A generation later, in the 1976-1977 offseason, the Yankees had just been swept by the Reds in the World Series and, like every team, had to negotiate the brand new free agent market. Yankees manager Billy Martin wanted to sign Bobby Grich, a star second baseman who would move to shortstop. The Yankees needed to upgrade at shortstop and Grich would have fit the bill. However, instead of trying to sign a player to fix an existing problem, the Yankees simply signed the best player available. He was a right-fielder, but that position was a relative strength already. A year later, despite having a reliever, Sparky Lyle, who had just won the Cy Young Award. The Yankees again signed the top free agent player who was also a relief pitcher. Reggie Jackson and Goose Gossage turned out to be extremely valuable for the Yankees. The former helped the team win the World Series in 1977 and both contributed mightily to their 1978 championship. Again, faced with free agency, the Yankees innovated and instead of plugging holes focused on acquiring talent and then adjusted the roster accordingly.
Two players who were central to the Yankees success from 1996-2009 were Jorge Posada and Derek Jeter. There is an innovation story around these two great players as well. Both struggled with defense in the minor leagues and throughout their big league careers, but the Yankees kept them at catcher and shortstop respectively. Even in the late 1990s, these positions were considered defense first positions and it was widely believed that championship teams needed great defense up the middle. With Posada behind the plate, Jeter at short, Bernie Williams in center and Chuck Knoblauch at second, the late 1990s teams had decidedly mediocre defense up the middle, but they got fantastic offense from those positions. This is another example of how the Yankees innovated and thought creatively to help win championships.
It is precisely this kind of thinking that has been missing from the Yankees in recent years. The Yankees seem to be one step behind every trend in baseball. They were late to bullpenning, one of the last teams to use the shift creatively, still have not mastered roster flexibility and have not figured out how to consistently turn prospects into impact players. The most glaring example of the Yankees being behind the innovation curve occurred in game two of the LDS last year when the Yankees started Devi Garcia, but then pulled him after one inning in favor of JA Happ. The Yankees lost the game, but the whole episode was humiliating. It was as if the Yankees were trying out a new toy that they couldn’t quite figure out how to use.

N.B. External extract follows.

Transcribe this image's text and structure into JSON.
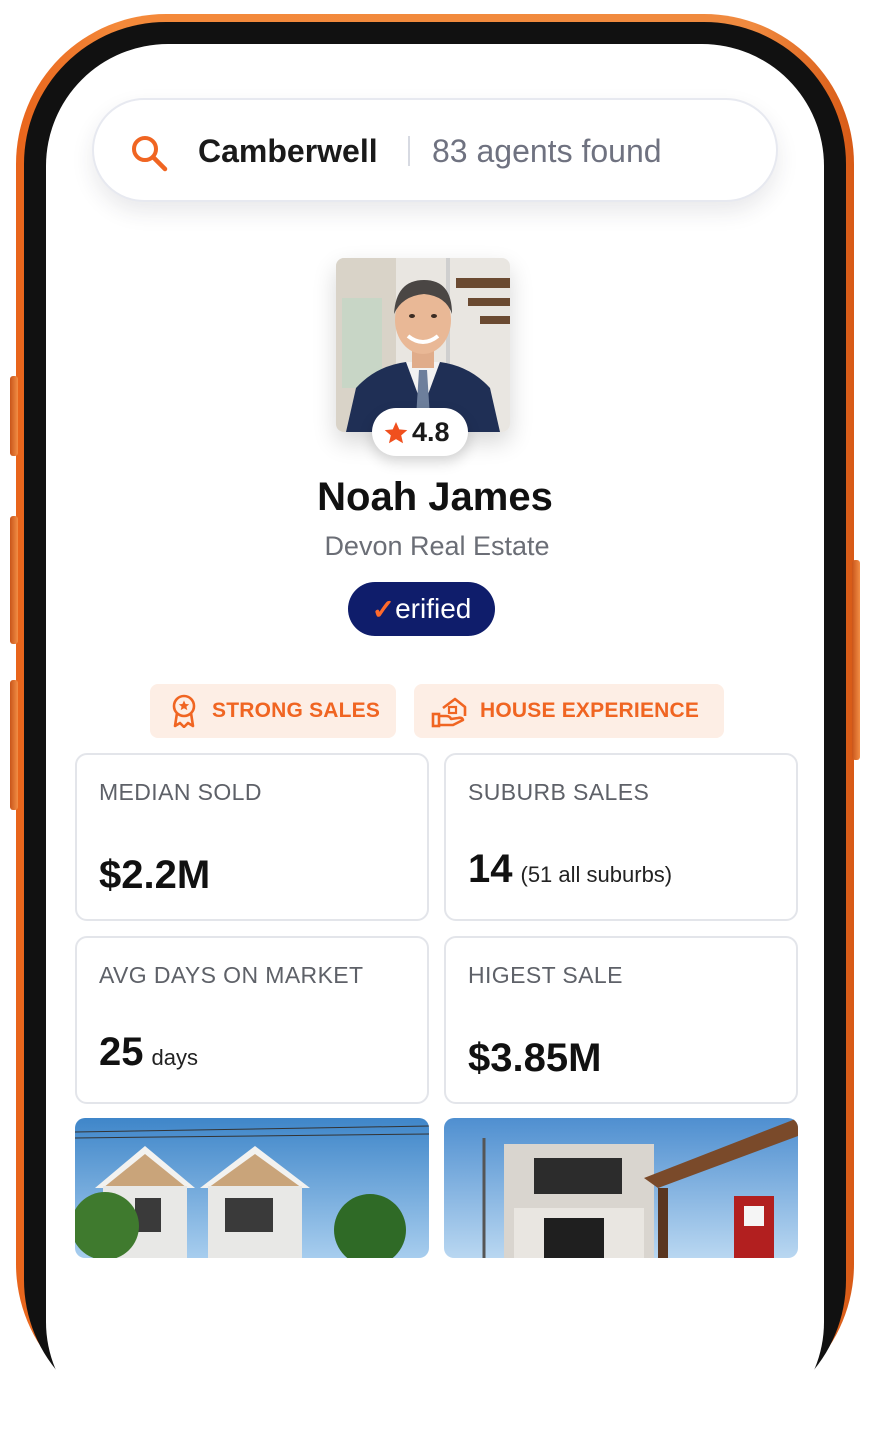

This inability to innovate keeps the Yankees one step behind teams like the Rays, the Dodgers and other who are leading, not following, with regards to new ideas and approaches. Because the Yankees have so much money, they are still able to compete, but they are forced to use that money to catch up with smarter more innovative franchises, rather than to build a winning team based on their own new ideas as they have done so many times in the past.